**** THE INPUT ****
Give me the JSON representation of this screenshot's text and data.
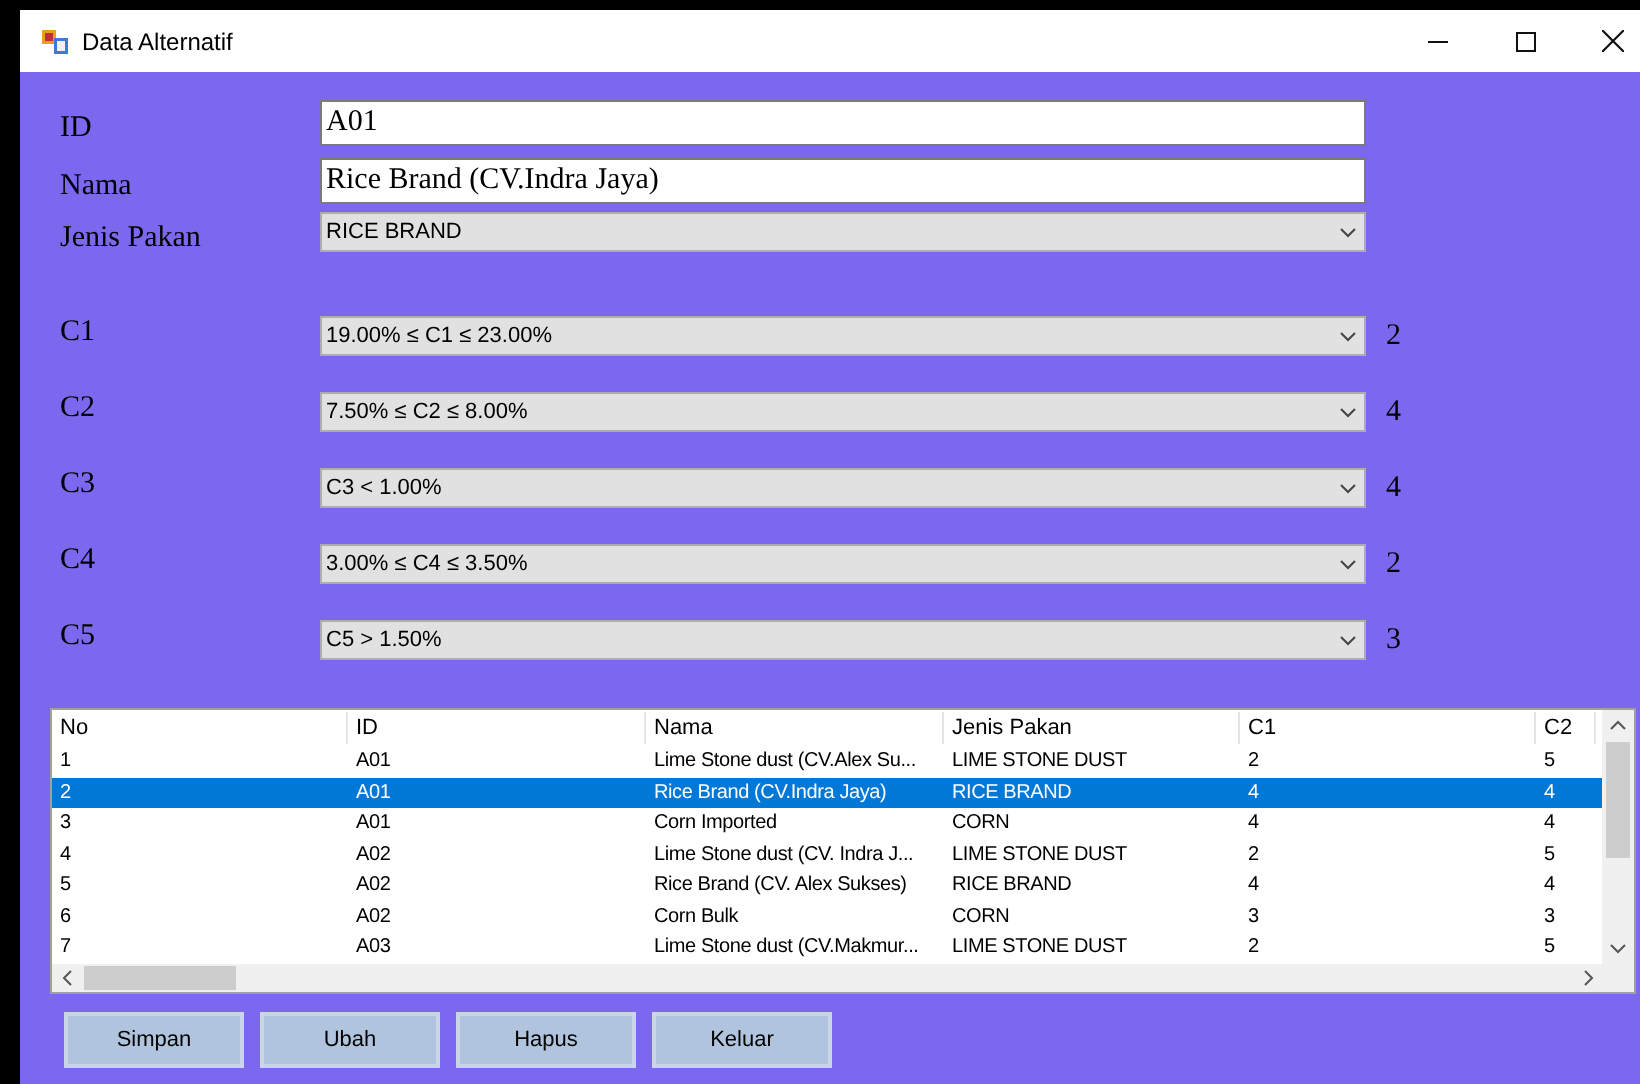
{
  "window": {
    "title": "Data Alternatif"
  },
  "fields": [
    {
      "label": "ID",
      "kind": "text",
      "value": "A01"
    },
    {
      "label": "Nama",
      "kind": "text",
      "value": "Rice Brand (CV.Indra Jaya)"
    },
    {
      "label": "Jenis Pakan",
      "kind": "combo",
      "value": "RICE BRAND"
    }
  ],
  "criteria": [
    {
      "label": "C1",
      "value": "19.00% ≤ C1 ≤ 23.00%",
      "score": "2"
    },
    {
      "label": "C2",
      "value": "7.50% ≤ C2 ≤ 8.00%",
      "score": "4"
    },
    {
      "label": "C3",
      "value": "C3 < 1.00%",
      "score": "4"
    },
    {
      "label": "C4",
      "value": "3.00% ≤ C4 ≤ 3.50%",
      "score": "2"
    },
    {
      "label": "C5",
      "value": "C5 > 1.50%",
      "score": "3"
    }
  ],
  "table": {
    "columns": [
      "No",
      "ID",
      "Nama",
      "Jenis Pakan",
      "C1",
      "C2"
    ],
    "rows": [
      {
        "cells": [
          "1",
          "A01",
          "Lime Stone dust (CV.Alex Su...",
          "LIME STONE DUST",
          "2",
          "5"
        ],
        "selected": false
      },
      {
        "cells": [
          "2",
          "A01",
          "Rice Brand (CV.Indra Jaya)",
          "RICE BRAND",
          "4",
          "4"
        ],
        "selected": true
      },
      {
        "cells": [
          "3",
          "A01",
          "Corn Imported",
          "CORN",
          "4",
          "4"
        ],
        "selected": false
      },
      {
        "cells": [
          "4",
          "A02",
          "Lime Stone dust (CV. Indra J...",
          "LIME STONE DUST",
          "2",
          "5"
        ],
        "selected": false
      },
      {
        "cells": [
          "5",
          "A02",
          "Rice Brand (CV. Alex Sukses)",
          "RICE BRAND",
          "4",
          "4"
        ],
        "selected": false
      },
      {
        "cells": [
          "6",
          "A02",
          "Corn Bulk",
          "CORN",
          "3",
          "3"
        ],
        "selected": false
      },
      {
        "cells": [
          "7",
          "A03",
          "Lime Stone dust (CV.Makmur...",
          "LIME STONE DUST",
          "2",
          "5"
        ],
        "selected": false
      }
    ]
  },
  "buttons": [
    "Simpan",
    "Ubah",
    "Hapus",
    "Keluar"
  ]
}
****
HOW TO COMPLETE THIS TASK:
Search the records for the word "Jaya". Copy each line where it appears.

RESPONSE BELOW:
      "value": "Rice Brand (CV.Indra Jaya)"
          "Rice Brand (CV.Indra Jaya)",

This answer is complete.